Leaders often find change a challenging prospect, not least because the change that is thrust upon us has a tendency to upend our carefully thought-through strategies whilst the change we try to implement ourselves is often resisted by our own teams, customers and communities.
Part of the problem lies in our limited understanding of how change is experienced at a human level, however, it is also amplified by our limited frame of reference. In other words, our view of change is rather too narrow.
Our belief is that change is in fact informed by 3 Spheres of Change and that a complete change strategy must include an accounting for how all of these spheres interact and for the skill sets and strategic tools required to navigate the differing requirements of each of them.
The 3 Spheres of Change include:
- What is changing — This sphere gets the lion’s share of our attention as it is considered the most disruptive and therefore presents the greatest threat and risk to our existing strategy and core business.
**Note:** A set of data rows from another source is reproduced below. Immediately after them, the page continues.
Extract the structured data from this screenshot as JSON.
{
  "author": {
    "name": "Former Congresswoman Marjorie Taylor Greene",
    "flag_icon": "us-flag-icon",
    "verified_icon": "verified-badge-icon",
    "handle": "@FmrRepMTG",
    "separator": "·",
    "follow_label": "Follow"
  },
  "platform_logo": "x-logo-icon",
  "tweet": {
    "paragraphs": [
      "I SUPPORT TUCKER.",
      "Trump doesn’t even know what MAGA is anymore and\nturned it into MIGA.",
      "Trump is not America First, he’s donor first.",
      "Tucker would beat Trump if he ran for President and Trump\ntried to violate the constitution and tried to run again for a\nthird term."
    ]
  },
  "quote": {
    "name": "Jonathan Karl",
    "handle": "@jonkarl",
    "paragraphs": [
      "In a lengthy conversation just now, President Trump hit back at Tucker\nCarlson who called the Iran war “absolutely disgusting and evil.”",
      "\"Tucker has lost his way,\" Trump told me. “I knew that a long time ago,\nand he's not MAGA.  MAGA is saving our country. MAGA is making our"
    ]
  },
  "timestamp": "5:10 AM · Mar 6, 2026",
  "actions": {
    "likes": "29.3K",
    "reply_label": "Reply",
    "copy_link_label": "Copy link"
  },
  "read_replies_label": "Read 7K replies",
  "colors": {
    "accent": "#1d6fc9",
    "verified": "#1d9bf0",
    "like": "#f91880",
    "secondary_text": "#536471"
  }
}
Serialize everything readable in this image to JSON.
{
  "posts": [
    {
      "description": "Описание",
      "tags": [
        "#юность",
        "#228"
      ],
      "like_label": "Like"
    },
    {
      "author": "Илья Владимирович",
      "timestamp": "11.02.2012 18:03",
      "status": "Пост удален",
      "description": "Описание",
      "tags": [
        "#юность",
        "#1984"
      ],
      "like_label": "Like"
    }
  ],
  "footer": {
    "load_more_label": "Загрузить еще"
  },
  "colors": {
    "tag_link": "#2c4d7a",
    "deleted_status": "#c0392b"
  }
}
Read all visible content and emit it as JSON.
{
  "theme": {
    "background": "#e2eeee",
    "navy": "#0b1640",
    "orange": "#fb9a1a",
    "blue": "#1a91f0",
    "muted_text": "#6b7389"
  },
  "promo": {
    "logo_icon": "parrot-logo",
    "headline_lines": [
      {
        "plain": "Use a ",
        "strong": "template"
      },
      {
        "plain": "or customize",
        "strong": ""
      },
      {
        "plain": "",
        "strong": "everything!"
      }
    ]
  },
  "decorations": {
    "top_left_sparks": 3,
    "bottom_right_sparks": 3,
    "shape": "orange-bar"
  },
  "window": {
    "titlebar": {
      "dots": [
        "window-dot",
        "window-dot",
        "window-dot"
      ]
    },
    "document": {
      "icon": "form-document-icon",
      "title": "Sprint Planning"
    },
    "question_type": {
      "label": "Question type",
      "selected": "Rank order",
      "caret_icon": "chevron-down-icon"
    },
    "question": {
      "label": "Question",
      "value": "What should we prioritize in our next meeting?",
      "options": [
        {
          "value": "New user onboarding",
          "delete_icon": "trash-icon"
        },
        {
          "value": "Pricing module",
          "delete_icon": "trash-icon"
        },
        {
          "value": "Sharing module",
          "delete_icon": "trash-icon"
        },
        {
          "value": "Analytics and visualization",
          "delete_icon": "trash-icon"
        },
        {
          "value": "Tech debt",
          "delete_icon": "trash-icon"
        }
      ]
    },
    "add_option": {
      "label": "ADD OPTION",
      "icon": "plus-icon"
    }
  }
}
This might include things such as technological changes, new competitors in the market place, value shifts within our communities or even the fickle fancies of fashion.
- What needs changing — This sphere usually informs our innovation and cultural strategies, the new and exciting vision or reinvention that a new leader might hope to bring to an organisation or an industry.
- What is unchanging — This sphere of change gets almost no attention. It seems neither threatening nor particularly exciting, but a failure to account for this sphere of change can see the other spheres come undone rather rapidly. And it is here that we will place our focus today.
This third Sphere of Change, What is unchanging, aligns quite nicely with the Not urgent but important quadrant of Dr Stephen Covey’s famous Urgent/Important matrix and, in much the same way, investment in it supports the other spheres (or indeed quadrants).
Of course, we’re so conditioned to be reactive towards what is changing or inspired by what needs changing that we neglect the unchanging and in fact seldom give it the attention it deserves when designing our strategies or policies.
So what, if anything, is changing in a world experiencing unprecedented levels of change?
For the past 18 months, we’ve focused our attention and research on the skills, traits, characteristics and values that leaders, educators, economists and futurists believe will be evergreen and eternally useful. No small task!
What we’ve learned is that few of them had even considered change from this angle and that much of their current focus in terms of team training or even their own children’s education risks becoming redundant in the not-too-distant future.
To fill this gap, we looked at work trends across different cultures and throughout history (after all, a skill that is forever useful has probably always been needed) and then compared these finding with current work trends and the plethora of predictions being made by experts, organisational strategists, corporate giants and government departments.
What we discovered was that these Forever Skills tended to cluster into three key capabilities:
- Creativity — our ability to solve problems in ways we’ve not seen before, to transform data into insight and to convert a resource from one form to another
- Communication — the need to move people to action, to be persuasive and to translate meaning from one context (or world) to another
- Control — the management of resources, expectations and behaviours and to create social consensus around these issues
If we overlay these skills the current curricula of schools and universities or with the training protocols in large organisations, we’re starting to see some overlap, but not nearly enough and certainly not quickly enough.
We constantly see critical gaps in all three of these capabilities as leaders and HR directors try to play catch up and to make up for an education system that was designed for the specific technical needs of the first industrial revolution and has struggled, like the rest of us, to maintain relevance in the second, third and fourth industrial revolution and beyond.
In a world where AI, algorithms and robotics will easily surpass our abilities in repetitive or dangerous work, we need to shift our focus to what is uniquely human and where we have always found meaning – in what we create, in how we communicate and how we might better control ourselves and the world around us.
Ultimately, our ability to engage with what is unchanging is critical to how we hire, where we invest and the kinds of training and education our teams require, not just in the future, but right now — today!
Perhaps more importantly, it also allows us to establish a sense of control whilst navigating change, to link the new to the familiar and understood, to create engagement without increasing panic and to future proof our organisations by shifting our focus from the products and services we currently produce to the values and contribution me make.